Biblical adultery, which was the object of the item at this location in Mosaic law, was ultimately about forbidding a woman's sexual liaisons in circumstances that might lead to questioned lineage of her children -- significant for the purposes of inheritance. The ancient biblical point was not about sexual morality, as in the dualist, Jansenist view of sex, but about property and the control of women.
In my new iteration of a decalogue based not on a supposed divine revelation, or inspiration, but on the ethical principle of human survival I transmuted the notion of control, a hierarchical view suitable for a theist conception into respect and the object of the verb into universally what sustains us.
Survival -- mine or yours -- is a cosmic thing, but also individual. Barring the spirit and afterlife, when my world ceases to exist, from were I sit, everything ends. My world begins with a sudden blurry light and ends in darkness. Inside that world I am me (and you, you), slowly distinguished from everything until the blurring toward death begins.
My existence and survival then, is rooted with the shifting, uncertain and largely imaginary lines between me and thee. Here I end, there you -- your personhood and identity -- begin.

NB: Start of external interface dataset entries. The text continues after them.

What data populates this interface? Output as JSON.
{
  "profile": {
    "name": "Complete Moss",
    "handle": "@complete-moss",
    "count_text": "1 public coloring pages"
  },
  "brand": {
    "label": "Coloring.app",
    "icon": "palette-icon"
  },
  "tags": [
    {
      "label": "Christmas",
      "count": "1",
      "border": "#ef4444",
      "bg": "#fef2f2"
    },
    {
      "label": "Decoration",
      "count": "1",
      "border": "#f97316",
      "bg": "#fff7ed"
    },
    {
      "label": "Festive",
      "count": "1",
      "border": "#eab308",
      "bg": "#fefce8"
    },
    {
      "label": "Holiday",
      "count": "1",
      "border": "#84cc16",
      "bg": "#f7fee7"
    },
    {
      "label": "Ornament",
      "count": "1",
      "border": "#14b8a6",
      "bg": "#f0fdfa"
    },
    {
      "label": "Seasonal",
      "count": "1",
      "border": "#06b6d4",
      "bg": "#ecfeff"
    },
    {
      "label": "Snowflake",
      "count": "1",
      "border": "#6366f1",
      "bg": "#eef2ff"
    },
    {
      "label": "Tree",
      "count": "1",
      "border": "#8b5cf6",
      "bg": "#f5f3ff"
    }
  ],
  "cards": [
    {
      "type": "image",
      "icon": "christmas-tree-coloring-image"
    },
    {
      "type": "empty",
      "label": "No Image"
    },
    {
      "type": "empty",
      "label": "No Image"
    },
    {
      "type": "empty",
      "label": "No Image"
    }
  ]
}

The imperative here is to respect the line, keep it as a buffer, pull back if by chance or mistake we trespass it. To respect is to pause, to bow reverentially and utter India's Sanskrit greeting "Namaste" (I bow to you), to genuflect, to step back and behold the beauty of the other and the world.